Purpose: To summarize evidence on conservative, nondialytic management of end-stage renal disease regarding 1) prognosis and 2) symptom burden and quality of life (QOL).
Methods: Medline, Cinahl, and Cochrane were searched for records indexed prior to March 1, 2011. Bibliographies of articles and abstracts from recent meetings were reviewed. Authors and nephrologists were contacted to identify additional studies. Articles were reviewed by two authors and selected if they described stage 5 chronic kidney disease (CKD) patients managed without dialysis, including one or more of the following outcomes: prognosis, symptoms, or QOL. Levels of evidence ratings were assigned using the SORT (Strength of Recommendation Taxonomy) system. Data was abstracted independently by two authors for descriptive analysis.

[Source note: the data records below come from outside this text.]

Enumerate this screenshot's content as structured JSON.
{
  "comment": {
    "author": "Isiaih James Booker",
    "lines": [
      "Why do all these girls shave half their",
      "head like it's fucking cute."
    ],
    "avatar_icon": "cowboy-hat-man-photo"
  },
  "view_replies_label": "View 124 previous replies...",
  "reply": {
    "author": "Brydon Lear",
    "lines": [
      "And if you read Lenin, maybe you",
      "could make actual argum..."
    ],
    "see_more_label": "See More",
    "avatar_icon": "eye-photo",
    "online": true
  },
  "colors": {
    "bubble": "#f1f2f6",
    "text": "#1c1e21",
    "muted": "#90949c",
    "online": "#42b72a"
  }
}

Results: Thirteen studies were included. In studies of prognosis, conservative management resulted in median survival of at least six months (range 6.3 to 23.4 months). Findings are mixed as to whether dialysis prolongs survival in the elderly versus conservative, nondialytic management. Any survival benefit from dialysis decreases with comorbidities, especially ischemic heart disease. Patients managed conservatively report a high symptom burden, underscoring the need for concurrent palliative care. Additional head-to-head studies are needed to compare the symptoms of age-matched dialysis patients, but preliminary studies suggest that QOL is similar.
Conclusions: Conservative management is an important alternative to discuss when counseling patients and families about dialysis. Unlike withdrawal of dialysis in which imminent death is expected, patients who decline dialysis initiation can live for months to years with appropriate supportive care.